Phil was a super star at a school known for nurturing super stars. He had already started his application with another consulting company but things were not going well. During his junior year, the consultant had coached him to build a well-balanced profile, doing a little bit of this and a little bit of that. Trying to work on his essays all summer, Phil was getting frustrated because he couldn’t decide which activities he should focus on now. He had 3-4 strong activities (MUN, Red Cross, First Chair violin, Captain of the soccer team) and couldn’t decide which one to write about in the extracurricular essay. He also had a difficult time finding some pattern or unifying concept to write his main idea about. Further, he wasn’t sure what his major would be so he couldn’t write most of the other supplement essays. He came to us with a two-page resume and didn’t know how to whittle it down to the 10 activity spots in the common app.
We gave Phil some initial advice on creating a theme, but his frustrations remained and admitted that he didn’t want to work with his current consultant anymore. His mother was exasperated at both Phil and the consultant for not making any progress. After some more 1on1 discussions with Phil, it came to light that Phil was frustrated because he wanted to revise his essays over and over, but the consultant had limits to how often he would do that. Further compounding the problem was that Phil was not confident about the base material to begin with and felt that there could be other, better things to write about but wasn’t sure. When asked about his brainstorming process, he confessed that they had some initial discussions, picked one idea and went with that without ever exploring any other ideas.
We told Phil it would be best to start fresh and brainstorm more ideas, then write at least 3 different main essays just to see what would be best. He winced at the extra work, but realized that would lead to the best outcome and also restore his confidence. We also delved into the editing process and he became despondent. He realized that he was being indecisive but the constant criticism and non-communication from the consultant was further damaging his confidence. We asked him if he was a perfectionist to which he admitted he was.
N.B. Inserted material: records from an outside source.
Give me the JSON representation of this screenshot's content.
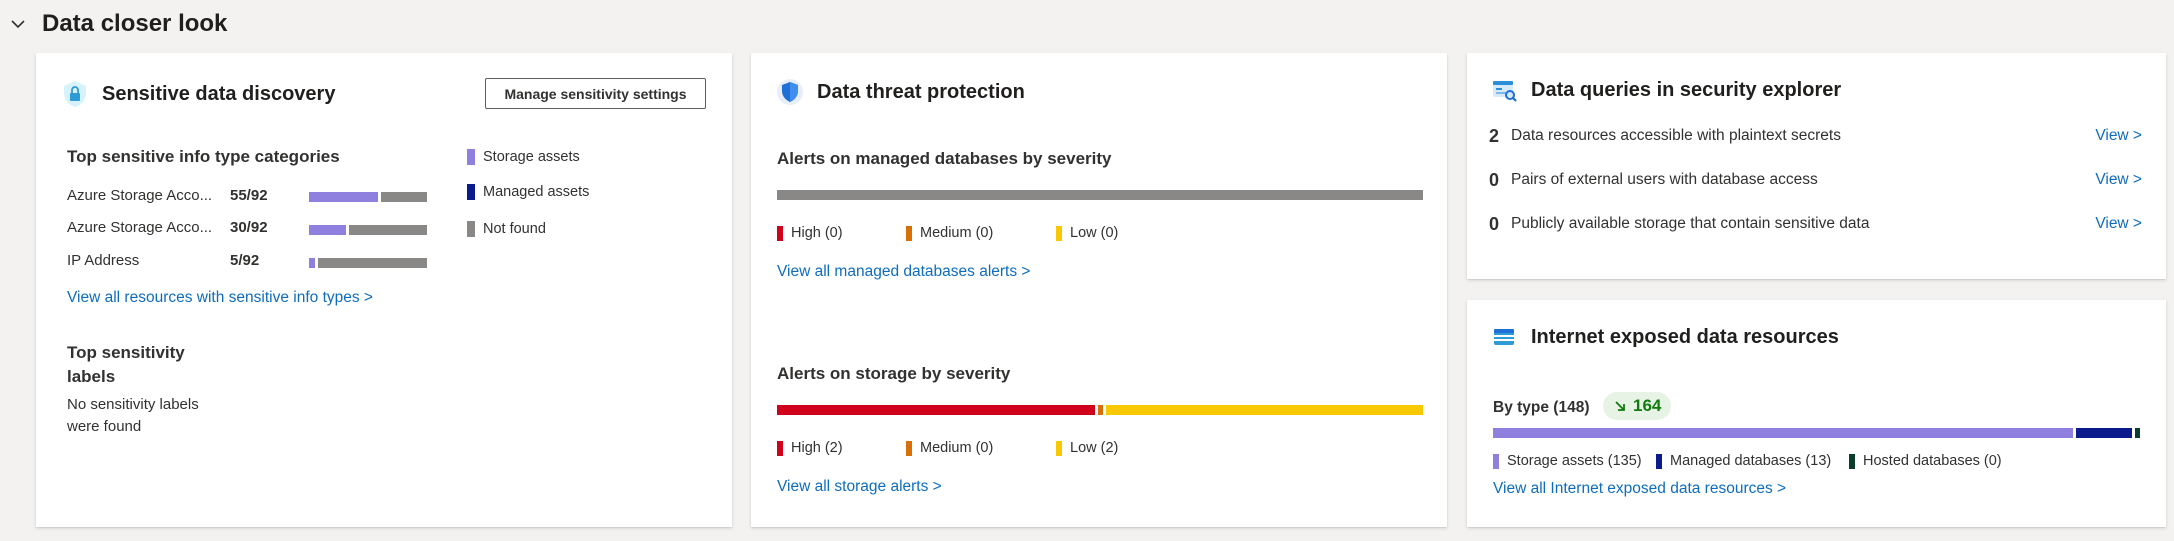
{
  "section": {
    "title": "Data closer look"
  },
  "sensitive": {
    "title": "Sensitive data discovery",
    "manage_button": "Manage sensitivity settings",
    "categories_title": "Top sensitive info type categories",
    "rows": [
      {
        "label": "Azure Storage Acco...",
        "value": "55/92",
        "fraction": 0.598
      },
      {
        "label": "Azure Storage Acco...",
        "value": "30/92",
        "fraction": 0.326
      },
      {
        "label": "IP Address",
        "value": "5/92",
        "fraction": 0.054
      }
    ],
    "legend": [
      "Storage assets",
      "Managed assets",
      "Not found"
    ],
    "view_all_link": "View all resources with sensitive info types >",
    "labels_title_line1": "Top sensitivity",
    "labels_title_line2": "labels",
    "labels_empty_line1": "No sensitivity labels",
    "labels_empty_line2": "were found"
  },
  "threat": {
    "title": "Data threat protection",
    "db_title": "Alerts on managed databases by severity",
    "db_legend": [
      "High (0)",
      "Medium (0)",
      "Low (0)"
    ],
    "db_counts": {
      "high": 0,
      "medium": 0,
      "low": 0
    },
    "db_link": "View all managed databases alerts >",
    "storage_title": "Alerts on storage by severity",
    "storage_legend": [
      "High (2)",
      "Medium (0)",
      "Low (2)"
    ],
    "storage_counts": {
      "high": 2,
      "medium": 0,
      "low": 2
    },
    "storage_link": "View all storage alerts >"
  },
  "queries": {
    "title": "Data queries in security explorer",
    "rows": [
      {
        "count": "2",
        "label": "Data resources accessible with plaintext secrets",
        "view": "View >"
      },
      {
        "count": "0",
        "label": "Pairs of external users with database access",
        "view": "View >"
      },
      {
        "count": "0",
        "label": "Publicly available storage that contain sensitive data",
        "view": "View >"
      }
    ]
  },
  "internet": {
    "title": "Internet exposed data resources",
    "by_type": "By type (148)",
    "trend_value": "164",
    "counts": {
      "storage": 135,
      "managed": 13,
      "hosted": 0
    },
    "legend": [
      "Storage assets (135)",
      "Managed databases (13)",
      "Hosted databases (0)"
    ],
    "view_all_link": "View all Internet exposed data resources >"
  },
  "colors": {
    "storage": "#8f80e0",
    "managed": "#0b1b8c",
    "not_found": "#8a8886",
    "high": "#d0021b",
    "medium": "#d8700a",
    "low": "#f8c800",
    "hosted": "#0b3d2e",
    "link": "#0f6cbd"
  }
}
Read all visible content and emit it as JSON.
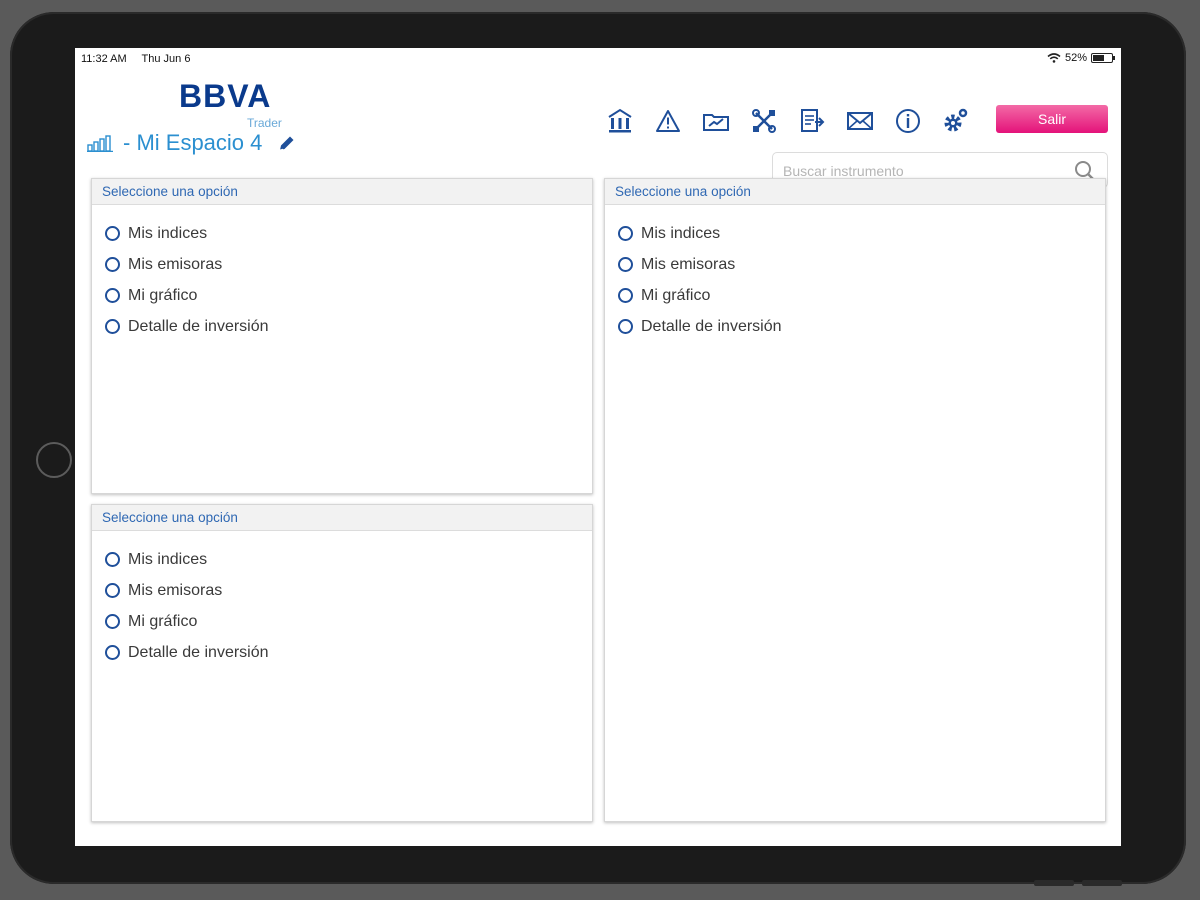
{
  "status_bar": {
    "time": "11:32 AM",
    "date": "Thu Jun 6",
    "battery": "52%"
  },
  "header": {
    "logo": "BBVA",
    "logo_sub": "Trader",
    "workspace_title": "- Mi Espacio 4",
    "logout_label": "Salir",
    "toolbar_icons": [
      "bank-icon",
      "alert-icon",
      "folder-chart-icon",
      "tools-icon",
      "report-icon",
      "mail-icon",
      "info-icon",
      "settings-icon"
    ]
  },
  "search": {
    "placeholder": "Buscar instrumento",
    "value": ""
  },
  "panels": [
    {
      "header": "Seleccione una opción",
      "options": [
        "Mis indices",
        "Mis emisoras",
        "Mi gráfico",
        "Detalle de inversión"
      ]
    },
    {
      "header": "Seleccione una opción",
      "options": [
        "Mis indices",
        "Mis emisoras",
        "Mi gráfico",
        "Detalle de inversión"
      ]
    },
    {
      "header": "Seleccione una opción",
      "options": [
        "Mis indices",
        "Mis emisoras",
        "Mi gráfico",
        "Detalle de inversión"
      ]
    }
  ],
  "colors": {
    "brand": "#0a3a8c",
    "accent": "#2b8fd0",
    "logout": "#e4127a",
    "panel_header_text": "#2f68b3"
  }
}
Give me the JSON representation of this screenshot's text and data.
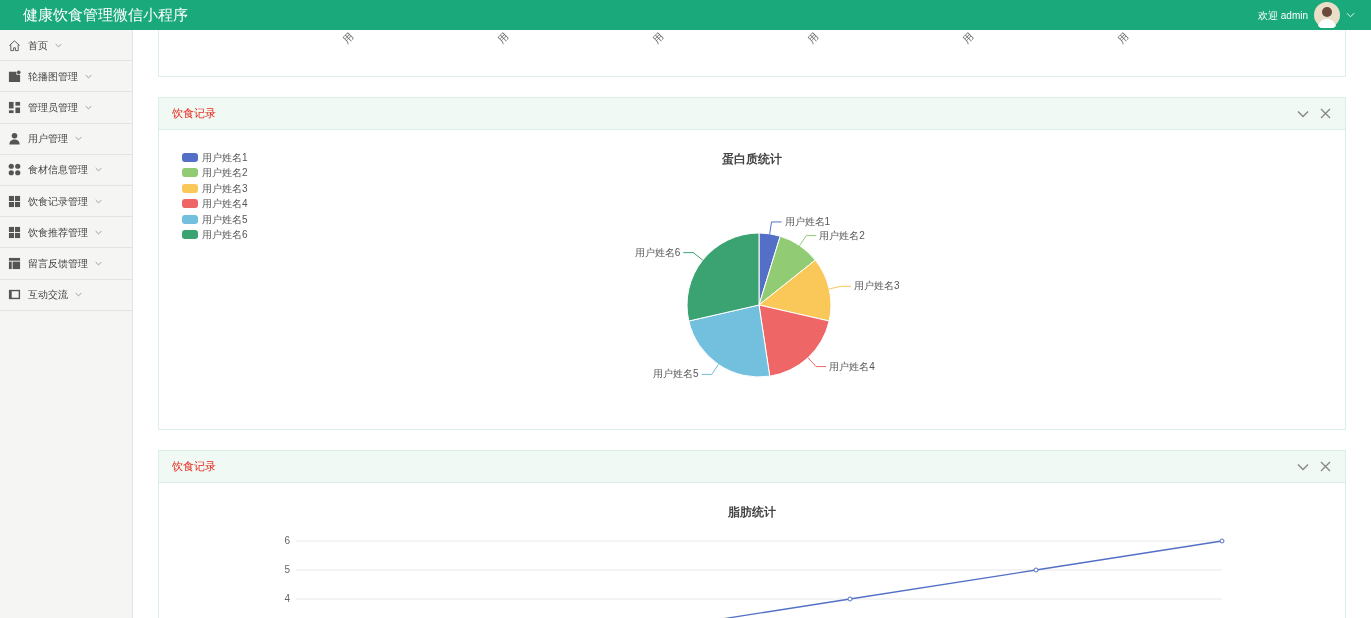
{
  "header": {
    "title": "健康饮食管理微信小程序",
    "welcome": "欢迎 admin"
  },
  "sidebar": {
    "items": [
      {
        "label": "首页",
        "kind": "home"
      },
      {
        "label": "轮播图管理",
        "kind": "image"
      },
      {
        "label": "管理员管理",
        "kind": "blocks"
      },
      {
        "label": "用户管理",
        "kind": "user"
      },
      {
        "label": "食材信息管理",
        "kind": "dots"
      },
      {
        "label": "饮食记录管理",
        "kind": "grid"
      },
      {
        "label": "饮食推荐管理",
        "kind": "grid"
      },
      {
        "label": "留言反馈管理",
        "kind": "table"
      },
      {
        "label": "互动交流",
        "kind": "panel"
      }
    ]
  },
  "top_card": {
    "axis_labels": [
      "用",
      "用",
      "用",
      "用",
      "用",
      "用"
    ]
  },
  "cards": [
    {
      "title": "饮食记录",
      "legend": [
        {
          "label": "用户姓名1",
          "color": "#5470c6"
        },
        {
          "label": "用户姓名2",
          "color": "#91cc75"
        },
        {
          "label": "用户姓名3",
          "color": "#fac858"
        },
        {
          "label": "用户姓名4",
          "color": "#ee6666"
        },
        {
          "label": "用户姓名5",
          "color": "#73c0de"
        },
        {
          "label": "用户姓名6",
          "color": "#3ba272"
        }
      ],
      "chart_data": {
        "type": "pie",
        "title": "蛋白质统计",
        "categories": [
          "用户姓名1",
          "用户姓名2",
          "用户姓名3",
          "用户姓名4",
          "用户姓名5",
          "用户姓名6"
        ],
        "values": [
          1,
          2,
          3,
          4,
          5,
          6
        ]
      }
    },
    {
      "title": "饮食记录",
      "kind": "line",
      "chart_title": "脂肪统计",
      "y_axis_labels": [
        "6",
        "5",
        "4"
      ]
    }
  ]
}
We reassured him that most top students are like that and offered ways to overcome this. Phil felt better just identifying the problem and that someone understood his issues.
He decided to work with a Mentor at IvyZen and, though we usually don’t take students this late in the game, we felt he really needed and could benefit from our help. Starting from scratch, we worked with Phil from August to 24 hours before the deadline. His Mentor went through draft after draft as we have no limits on the number of edits. Phil sent in his applications satisfied that he had done his absolute best and a few months later, his dreams were realized with an acceptance to Harvard’s class of 2017.